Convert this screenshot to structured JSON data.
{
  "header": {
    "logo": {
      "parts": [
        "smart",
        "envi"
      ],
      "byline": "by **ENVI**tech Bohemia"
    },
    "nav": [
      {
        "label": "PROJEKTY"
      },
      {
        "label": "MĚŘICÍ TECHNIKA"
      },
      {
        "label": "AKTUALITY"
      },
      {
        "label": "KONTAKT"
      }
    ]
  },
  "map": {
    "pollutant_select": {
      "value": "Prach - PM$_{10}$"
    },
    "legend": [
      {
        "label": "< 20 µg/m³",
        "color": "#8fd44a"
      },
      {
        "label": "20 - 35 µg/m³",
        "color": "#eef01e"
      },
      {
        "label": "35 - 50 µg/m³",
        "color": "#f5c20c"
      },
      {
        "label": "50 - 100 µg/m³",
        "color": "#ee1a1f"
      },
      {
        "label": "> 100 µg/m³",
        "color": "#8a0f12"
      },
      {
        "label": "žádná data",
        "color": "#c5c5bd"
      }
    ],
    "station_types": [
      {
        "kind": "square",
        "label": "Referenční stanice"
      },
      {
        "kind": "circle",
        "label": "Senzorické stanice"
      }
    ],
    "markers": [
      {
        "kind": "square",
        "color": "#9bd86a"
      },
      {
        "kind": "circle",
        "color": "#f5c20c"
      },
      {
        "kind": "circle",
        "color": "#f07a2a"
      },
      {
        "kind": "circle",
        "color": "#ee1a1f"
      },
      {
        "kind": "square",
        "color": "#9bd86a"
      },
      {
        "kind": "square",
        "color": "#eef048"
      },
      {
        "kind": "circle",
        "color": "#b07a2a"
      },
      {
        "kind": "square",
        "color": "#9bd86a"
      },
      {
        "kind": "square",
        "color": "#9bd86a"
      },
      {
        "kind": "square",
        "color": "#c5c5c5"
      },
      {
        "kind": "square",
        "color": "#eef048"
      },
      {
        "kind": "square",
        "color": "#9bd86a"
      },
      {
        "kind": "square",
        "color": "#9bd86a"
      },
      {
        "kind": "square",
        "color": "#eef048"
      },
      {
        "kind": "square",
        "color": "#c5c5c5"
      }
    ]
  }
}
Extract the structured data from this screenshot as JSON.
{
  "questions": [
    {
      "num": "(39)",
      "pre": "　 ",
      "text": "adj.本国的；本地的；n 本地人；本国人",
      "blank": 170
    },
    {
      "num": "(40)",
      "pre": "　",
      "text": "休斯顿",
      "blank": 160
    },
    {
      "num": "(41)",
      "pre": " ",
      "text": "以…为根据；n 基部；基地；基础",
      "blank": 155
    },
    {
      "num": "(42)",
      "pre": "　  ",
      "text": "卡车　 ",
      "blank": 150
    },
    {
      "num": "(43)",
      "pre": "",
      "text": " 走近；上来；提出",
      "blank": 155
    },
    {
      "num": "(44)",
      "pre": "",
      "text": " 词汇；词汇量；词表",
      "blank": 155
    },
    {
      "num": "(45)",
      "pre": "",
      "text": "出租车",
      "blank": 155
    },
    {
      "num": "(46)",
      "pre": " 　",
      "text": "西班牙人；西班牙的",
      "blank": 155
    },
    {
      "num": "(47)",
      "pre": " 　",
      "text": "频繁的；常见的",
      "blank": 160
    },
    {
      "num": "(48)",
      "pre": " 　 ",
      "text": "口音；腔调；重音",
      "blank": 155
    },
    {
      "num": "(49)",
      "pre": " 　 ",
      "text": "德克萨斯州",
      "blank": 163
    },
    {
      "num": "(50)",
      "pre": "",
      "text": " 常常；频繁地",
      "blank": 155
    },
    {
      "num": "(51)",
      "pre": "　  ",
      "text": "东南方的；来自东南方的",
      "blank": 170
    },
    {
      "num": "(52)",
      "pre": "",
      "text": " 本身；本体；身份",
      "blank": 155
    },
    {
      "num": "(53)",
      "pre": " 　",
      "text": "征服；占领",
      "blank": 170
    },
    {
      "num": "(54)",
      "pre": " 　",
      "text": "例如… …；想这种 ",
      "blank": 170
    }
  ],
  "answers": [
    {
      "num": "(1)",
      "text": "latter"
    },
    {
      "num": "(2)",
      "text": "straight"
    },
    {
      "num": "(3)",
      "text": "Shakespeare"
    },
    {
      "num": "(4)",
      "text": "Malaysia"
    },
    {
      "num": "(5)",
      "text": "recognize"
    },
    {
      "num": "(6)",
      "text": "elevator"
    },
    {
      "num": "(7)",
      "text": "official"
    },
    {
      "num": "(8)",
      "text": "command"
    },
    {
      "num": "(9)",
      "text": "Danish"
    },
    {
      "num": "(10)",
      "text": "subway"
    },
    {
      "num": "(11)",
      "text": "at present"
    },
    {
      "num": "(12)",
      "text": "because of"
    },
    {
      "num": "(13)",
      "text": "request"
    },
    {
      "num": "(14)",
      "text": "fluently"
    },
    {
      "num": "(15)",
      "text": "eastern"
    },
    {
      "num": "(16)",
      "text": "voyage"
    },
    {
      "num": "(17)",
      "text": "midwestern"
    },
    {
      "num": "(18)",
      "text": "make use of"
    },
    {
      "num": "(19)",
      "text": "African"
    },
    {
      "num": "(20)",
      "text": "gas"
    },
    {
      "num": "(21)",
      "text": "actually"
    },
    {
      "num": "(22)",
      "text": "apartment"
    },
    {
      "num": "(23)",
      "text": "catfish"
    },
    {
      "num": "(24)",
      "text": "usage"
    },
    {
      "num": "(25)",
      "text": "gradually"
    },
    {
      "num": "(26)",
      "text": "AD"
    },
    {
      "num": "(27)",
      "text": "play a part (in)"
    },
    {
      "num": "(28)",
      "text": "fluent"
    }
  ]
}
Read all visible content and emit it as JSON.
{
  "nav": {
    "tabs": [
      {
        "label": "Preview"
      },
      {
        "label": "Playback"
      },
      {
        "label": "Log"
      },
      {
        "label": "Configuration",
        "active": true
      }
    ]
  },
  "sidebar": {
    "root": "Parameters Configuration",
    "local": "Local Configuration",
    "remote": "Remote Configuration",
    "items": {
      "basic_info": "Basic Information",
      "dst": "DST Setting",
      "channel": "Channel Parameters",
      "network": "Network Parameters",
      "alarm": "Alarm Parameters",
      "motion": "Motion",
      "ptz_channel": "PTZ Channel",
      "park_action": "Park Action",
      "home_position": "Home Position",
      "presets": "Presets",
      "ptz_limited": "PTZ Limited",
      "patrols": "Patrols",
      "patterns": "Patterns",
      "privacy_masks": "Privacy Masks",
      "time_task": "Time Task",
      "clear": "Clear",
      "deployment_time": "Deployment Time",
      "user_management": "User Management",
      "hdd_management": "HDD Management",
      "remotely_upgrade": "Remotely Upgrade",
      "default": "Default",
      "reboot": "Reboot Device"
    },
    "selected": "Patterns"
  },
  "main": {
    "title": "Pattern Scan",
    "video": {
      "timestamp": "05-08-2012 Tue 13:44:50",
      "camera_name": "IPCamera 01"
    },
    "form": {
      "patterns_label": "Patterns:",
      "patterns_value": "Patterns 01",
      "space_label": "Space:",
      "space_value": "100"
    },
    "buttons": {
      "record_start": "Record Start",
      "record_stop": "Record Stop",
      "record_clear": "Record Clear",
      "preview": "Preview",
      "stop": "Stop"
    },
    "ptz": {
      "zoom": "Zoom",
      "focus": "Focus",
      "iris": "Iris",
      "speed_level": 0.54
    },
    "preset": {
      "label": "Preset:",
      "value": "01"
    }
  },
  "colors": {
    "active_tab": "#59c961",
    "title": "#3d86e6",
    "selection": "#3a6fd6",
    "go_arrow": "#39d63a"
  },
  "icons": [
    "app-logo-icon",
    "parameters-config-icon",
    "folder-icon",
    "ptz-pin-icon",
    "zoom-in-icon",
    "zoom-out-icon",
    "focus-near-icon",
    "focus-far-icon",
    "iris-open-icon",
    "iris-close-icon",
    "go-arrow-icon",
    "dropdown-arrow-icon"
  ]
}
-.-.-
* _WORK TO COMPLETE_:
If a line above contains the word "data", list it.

* _SOLUTION BELOW_:
Convert this screenshot to structured JSON data.
        "label": "žádná data",
Extract the structured data from this screenshot as JSON.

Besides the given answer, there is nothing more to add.